- Dataset rows for apps and sites

----------

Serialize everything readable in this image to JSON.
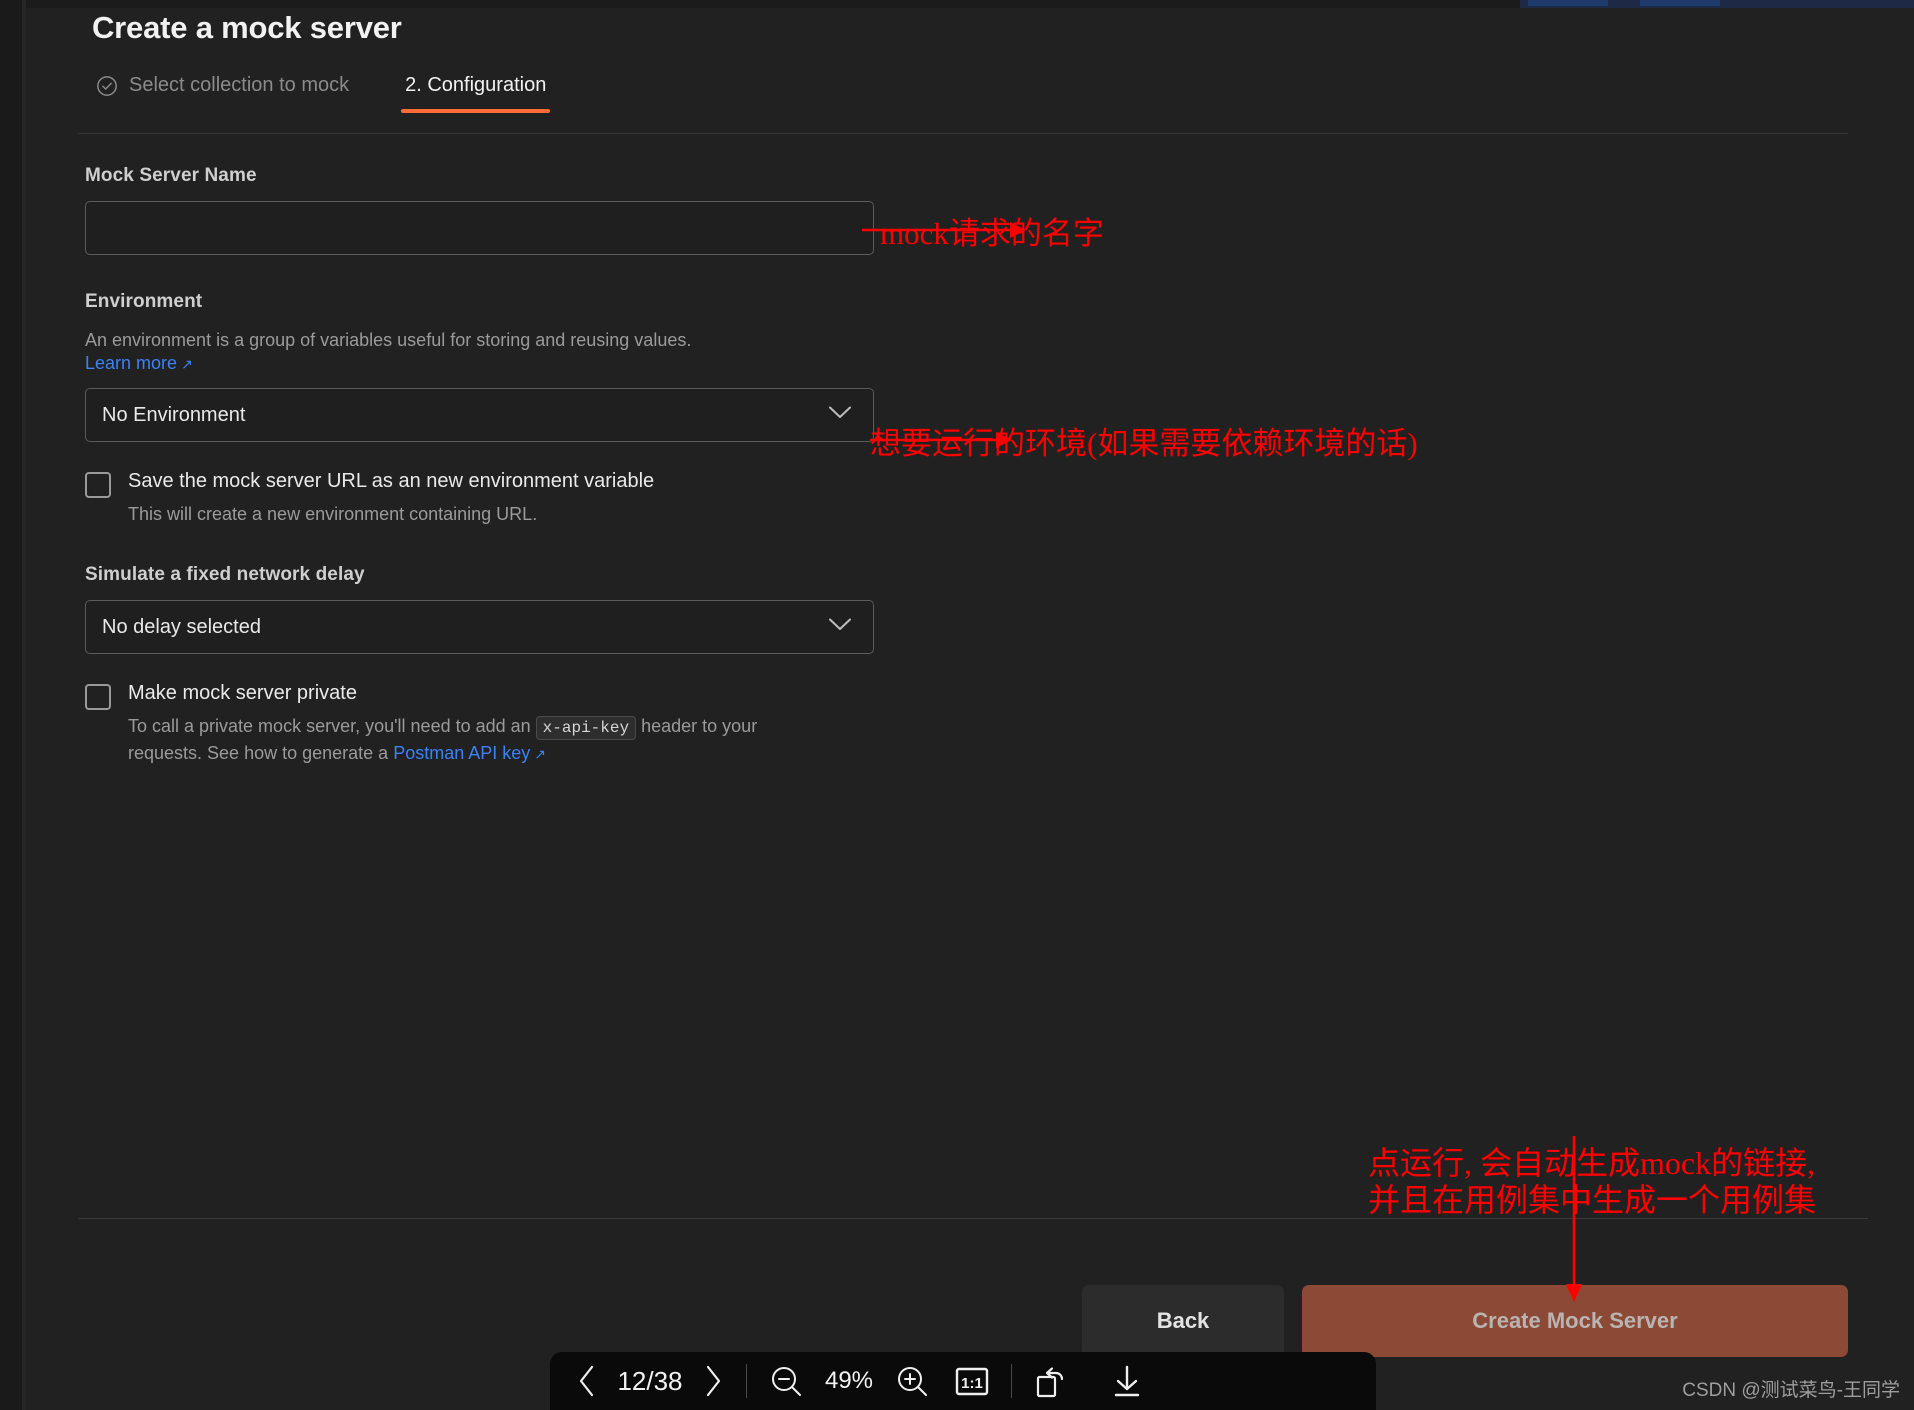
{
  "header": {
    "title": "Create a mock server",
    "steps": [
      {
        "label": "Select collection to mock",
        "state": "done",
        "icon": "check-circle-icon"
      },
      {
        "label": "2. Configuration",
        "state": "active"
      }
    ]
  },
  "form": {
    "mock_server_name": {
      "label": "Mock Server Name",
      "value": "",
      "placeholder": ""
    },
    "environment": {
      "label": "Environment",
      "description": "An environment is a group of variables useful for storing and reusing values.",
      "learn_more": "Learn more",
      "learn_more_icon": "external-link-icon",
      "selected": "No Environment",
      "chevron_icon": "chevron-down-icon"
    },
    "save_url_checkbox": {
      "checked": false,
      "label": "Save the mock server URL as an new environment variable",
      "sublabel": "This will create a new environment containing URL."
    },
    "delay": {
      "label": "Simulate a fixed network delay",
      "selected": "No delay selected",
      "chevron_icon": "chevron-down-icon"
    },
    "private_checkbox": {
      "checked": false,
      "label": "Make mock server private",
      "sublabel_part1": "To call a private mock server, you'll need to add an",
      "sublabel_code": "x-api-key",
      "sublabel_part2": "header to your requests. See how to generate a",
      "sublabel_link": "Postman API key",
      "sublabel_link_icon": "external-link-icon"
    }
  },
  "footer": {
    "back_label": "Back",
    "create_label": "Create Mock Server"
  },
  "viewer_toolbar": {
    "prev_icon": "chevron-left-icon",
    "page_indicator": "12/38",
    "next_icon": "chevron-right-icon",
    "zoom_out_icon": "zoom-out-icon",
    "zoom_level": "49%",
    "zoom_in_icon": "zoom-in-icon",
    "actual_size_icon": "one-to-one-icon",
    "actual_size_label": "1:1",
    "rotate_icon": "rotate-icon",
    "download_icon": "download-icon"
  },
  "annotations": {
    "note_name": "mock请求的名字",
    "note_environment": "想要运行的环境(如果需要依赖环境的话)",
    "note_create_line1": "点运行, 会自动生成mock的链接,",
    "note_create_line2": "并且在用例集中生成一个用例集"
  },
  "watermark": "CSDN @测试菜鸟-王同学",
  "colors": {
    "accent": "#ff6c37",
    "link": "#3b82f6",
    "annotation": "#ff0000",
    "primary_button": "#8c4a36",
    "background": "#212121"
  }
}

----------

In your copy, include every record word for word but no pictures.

Serialize everything readable in this image to JSON.
{
  "header": {
    "title": "Create a mock server",
    "steps": [
      {
        "label": "Select collection to mock",
        "state": "done",
        "icon": "check-circle-icon"
      },
      {
        "label": "2. Configuration",
        "state": "active"
      }
    ]
  },
  "form": {
    "mock_server_name": {
      "label": "Mock Server Name",
      "value": "",
      "placeholder": ""
    },
    "environment": {
      "label": "Environment",
      "description": "An environment is a group of variables useful for storing and reusing values.",
      "learn_more": "Learn more",
      "learn_more_icon": "external-link-icon",
      "selected": "No Environment",
      "chevron_icon": "chevron-down-icon"
    },
    "save_url_checkbox": {
      "checked": false,
      "label": "Save the mock server URL as an new environment variable",
      "sublabel": "This will create a new environment containing URL."
    },
    "delay": {
      "label": "Simulate a fixed network delay",
      "selected": "No delay selected",
      "chevron_icon": "chevron-down-icon"
    },
    "private_checkbox": {
      "checked": false,
      "label": "Make mock server private",
      "sublabel_part1": "To call a private mock server, you'll need to add an",
      "sublabel_code": "x-api-key",
      "sublabel_part2": "header to your requests. See how to generate a",
      "sublabel_link": "Postman API key",
      "sublabel_link_icon": "external-link-icon"
    }
  },
  "footer": {
    "back_label": "Back",
    "create_label": "Create Mock Server"
  },
  "viewer_toolbar": {
    "prev_icon": "chevron-left-icon",
    "page_indicator": "12/38",
    "next_icon": "chevron-right-icon",
    "zoom_out_icon": "zoom-out-icon",
    "zoom_level": "49%",
    "zoom_in_icon": "zoom-in-icon",
    "actual_size_icon": "one-to-one-icon",
    "actual_size_label": "1:1",
    "rotate_icon": "rotate-icon",
    "download_icon": "download-icon"
  },
  "annotations": {
    "note_name": "mock请求的名字",
    "note_environment": "想要运行的环境(如果需要依赖环境的话)",
    "note_create_line1": "点运行, 会自动生成mock的链接,",
    "note_create_line2": "并且在用例集中生成一个用例集"
  },
  "watermark": "CSDN @测试菜鸟-王同学",
  "colors": {
    "accent": "#ff6c37",
    "link": "#3b82f6",
    "annotation": "#ff0000",
    "primary_button": "#8c4a36",
    "background": "#212121"
  }
}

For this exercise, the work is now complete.